→ **Exercise brief**
The entries are to be given back verbatim; no picture is to be copied.

→ **Excerpts from an interface dataset**
↓↓↓
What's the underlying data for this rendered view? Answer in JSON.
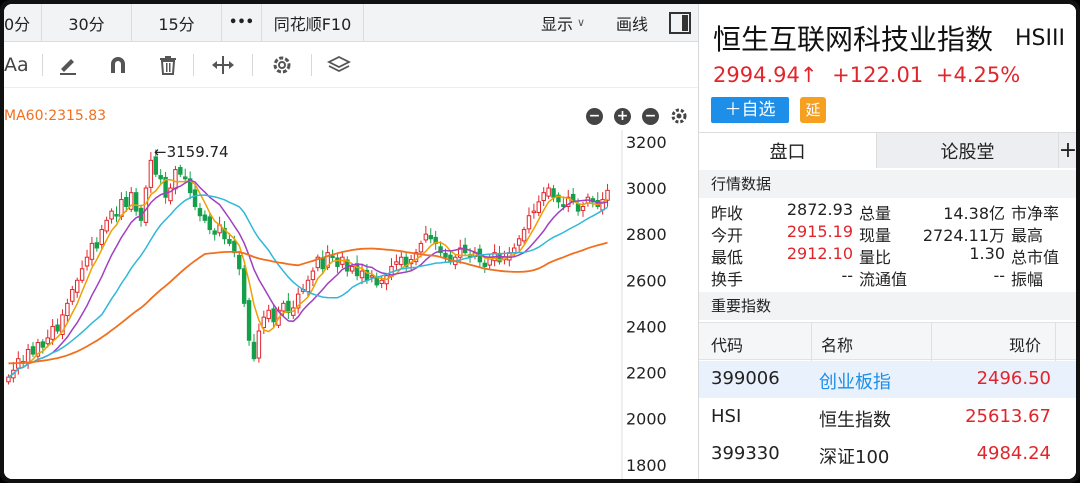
{
  "topbar": {
    "items": [
      "0分",
      "30分",
      "15分",
      "•••",
      "同花顺F10"
    ],
    "display_label": "显示",
    "draw_label": "画线"
  },
  "toolbar": {
    "font_label": "Aa"
  },
  "indicator": {
    "ma_label": "MA60:2315.83"
  },
  "colors": {
    "up": "#e0262c",
    "down": "#14a04a",
    "ma5": "#f0a000",
    "ma10": "#a040c0",
    "ma20": "#30b8d8",
    "ma60": "#f07020",
    "accent": "#1e8fe8"
  },
  "chart_data": {
    "type": "candlestick",
    "y_ticks": [
      "3200",
      "3000",
      "2800",
      "2600",
      "2400",
      "2200",
      "2000",
      "1800"
    ],
    "ylim": [
      1760,
      3230
    ],
    "high_annotation": "←3159.74",
    "high_value": 3159.74,
    "candles_shape": [
      2180,
      2210,
      2260,
      2240,
      2300,
      2280,
      2330,
      2310,
      2350,
      2400,
      2380,
      2450,
      2500,
      2560,
      2600,
      2650,
      2700,
      2760,
      2740,
      2820,
      2860,
      2900,
      2880,
      2950,
      2920,
      2980,
      2900,
      2860,
      3000,
      3120,
      3060,
      3040,
      2960,
      3000,
      3080,
      3060,
      3040,
      2980,
      2920,
      2880,
      2860,
      2820,
      2800,
      2840,
      2780,
      2760,
      2720,
      2650,
      2500,
      2340,
      2260,
      2380,
      2440,
      2470,
      2420,
      2470,
      2500,
      2460,
      2480,
      2540,
      2560,
      2600,
      2640,
      2700,
      2650,
      2720,
      2700,
      2660,
      2700,
      2640,
      2660,
      2620,
      2640,
      2600,
      2620,
      2580,
      2600,
      2620,
      2660,
      2680,
      2700,
      2660,
      2690,
      2720,
      2760,
      2800,
      2780,
      2760,
      2720,
      2700,
      2680,
      2700,
      2740,
      2720,
      2700,
      2720,
      2680,
      2660,
      2700,
      2720,
      2680,
      2700,
      2720,
      2740,
      2780,
      2820,
      2880,
      2900,
      2940,
      2980,
      3000,
      2960,
      2940,
      2920,
      2960,
      2940,
      2900,
      2920,
      2960,
      2940,
      2920,
      2950,
      2990
    ]
  },
  "header": {
    "title": "恒生互联网科技业指数",
    "code": "HSIII",
    "price": "2994.94↑",
    "change": "+122.01",
    "change_pct": "+4.25%",
    "add_button": "＋自选",
    "delay_badge": "延"
  },
  "tabs": [
    "盘口",
    "论股堂",
    "+"
  ],
  "quote": {
    "section_title": "行情数据",
    "rows": [
      {
        "l1": "昨收",
        "v1": "2872.93",
        "l2": "总量",
        "v2": "14.38亿",
        "l3": "市净率"
      },
      {
        "l1": "今开",
        "v1": "2915.19",
        "l2": "现量",
        "v2": "2724.11万",
        "l3": "最高"
      },
      {
        "l1": "最低",
        "v1": "2912.10",
        "l2": "量比",
        "v2": "1.30",
        "l3": "总市值"
      },
      {
        "l1": "换手",
        "v1": "--",
        "l2": "流通值",
        "v2": "--",
        "l3": "振幅"
      }
    ]
  },
  "indices": {
    "section_title": "重要指数",
    "headers": [
      "代码",
      "名称",
      "现价"
    ],
    "rows": [
      {
        "code": "399006",
        "name": "创业板指",
        "price": "2496.50"
      },
      {
        "code": "HSI",
        "name": "恒生指数",
        "price": "25613.67"
      },
      {
        "code": "399330",
        "name": "深证100",
        "price": "4984.24"
      }
    ]
  }
}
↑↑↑
→ **Task output**
What's the underlying data for this rendered view? Answer in JSON.
{
  "topbar": {
    "items": [
      "0分",
      "30分",
      "15分",
      "•••",
      "同花顺F10"
    ],
    "display_label": "显示",
    "draw_label": "画线"
  },
  "toolbar": {
    "font_label": "Aa"
  },
  "indicator": {
    "ma_label": "MA60:2315.83"
  },
  "colors": {
    "up": "#e0262c",
    "down": "#14a04a",
    "ma5": "#f0a000",
    "ma10": "#a040c0",
    "ma20": "#30b8d8",
    "ma60": "#f07020",
    "accent": "#1e8fe8"
  },
  "chart_data": {
    "type": "candlestick",
    "y_ticks": [
      "3200",
      "3000",
      "2800",
      "2600",
      "2400",
      "2200",
      "2000",
      "1800"
    ],
    "ylim": [
      1760,
      3230
    ],
    "high_annotation": "←3159.74",
    "high_value": 3159.74,
    "candles_shape": [
      2180,
      2210,
      2260,
      2240,
      2300,
      2280,
      2330,
      2310,
      2350,
      2400,
      2380,
      2450,
      2500,
      2560,
      2600,
      2650,
      2700,
      2760,
      2740,
      2820,
      2860,
      2900,
      2880,
      2950,
      2920,
      2980,
      2900,
      2860,
      3000,
      3120,
      3060,
      3040,
      2960,
      3000,
      3080,
      3060,
      3040,
      2980,
      2920,
      2880,
      2860,
      2820,
      2800,
      2840,
      2780,
      2760,
      2720,
      2650,
      2500,
      2340,
      2260,
      2380,
      2440,
      2470,
      2420,
      2470,
      2500,
      2460,
      2480,
      2540,
      2560,
      2600,
      2640,
      2700,
      2650,
      2720,
      2700,
      2660,
      2700,
      2640,
      2660,
      2620,
      2640,
      2600,
      2620,
      2580,
      2600,
      2620,
      2660,
      2680,
      2700,
      2660,
      2690,
      2720,
      2760,
      2800,
      2780,
      2760,
      2720,
      2700,
      2680,
      2700,
      2740,
      2720,
      2700,
      2720,
      2680,
      2660,
      2700,
      2720,
      2680,
      2700,
      2720,
      2740,
      2780,
      2820,
      2880,
      2900,
      2940,
      2980,
      3000,
      2960,
      2940,
      2920,
      2960,
      2940,
      2900,
      2920,
      2960,
      2940,
      2920,
      2950,
      2990
    ]
  },
  "header": {
    "title": "恒生互联网科技业指数",
    "code": "HSIII",
    "price": "2994.94↑",
    "change": "+122.01",
    "change_pct": "+4.25%",
    "add_button": "＋自选",
    "delay_badge": "延"
  },
  "tabs": [
    "盘口",
    "论股堂",
    "+"
  ],
  "quote": {
    "section_title": "行情数据",
    "rows": [
      {
        "l1": "昨收",
        "v1": "2872.93",
        "l2": "总量",
        "v2": "14.38亿",
        "l3": "市净率"
      },
      {
        "l1": "今开",
        "v1": "2915.19",
        "l2": "现量",
        "v2": "2724.11万",
        "l3": "最高"
      },
      {
        "l1": "最低",
        "v1": "2912.10",
        "l2": "量比",
        "v2": "1.30",
        "l3": "总市值"
      },
      {
        "l1": "换手",
        "v1": "--",
        "l2": "流通值",
        "v2": "--",
        "l3": "振幅"
      }
    ]
  },
  "indices": {
    "section_title": "重要指数",
    "headers": [
      "代码",
      "名称",
      "现价"
    ],
    "rows": [
      {
        "code": "399006",
        "name": "创业板指",
        "price": "2496.50"
      },
      {
        "code": "HSI",
        "name": "恒生指数",
        "price": "25613.67"
      },
      {
        "code": "399330",
        "name": "深证100",
        "price": "4984.24"
      }
    ]
  }
}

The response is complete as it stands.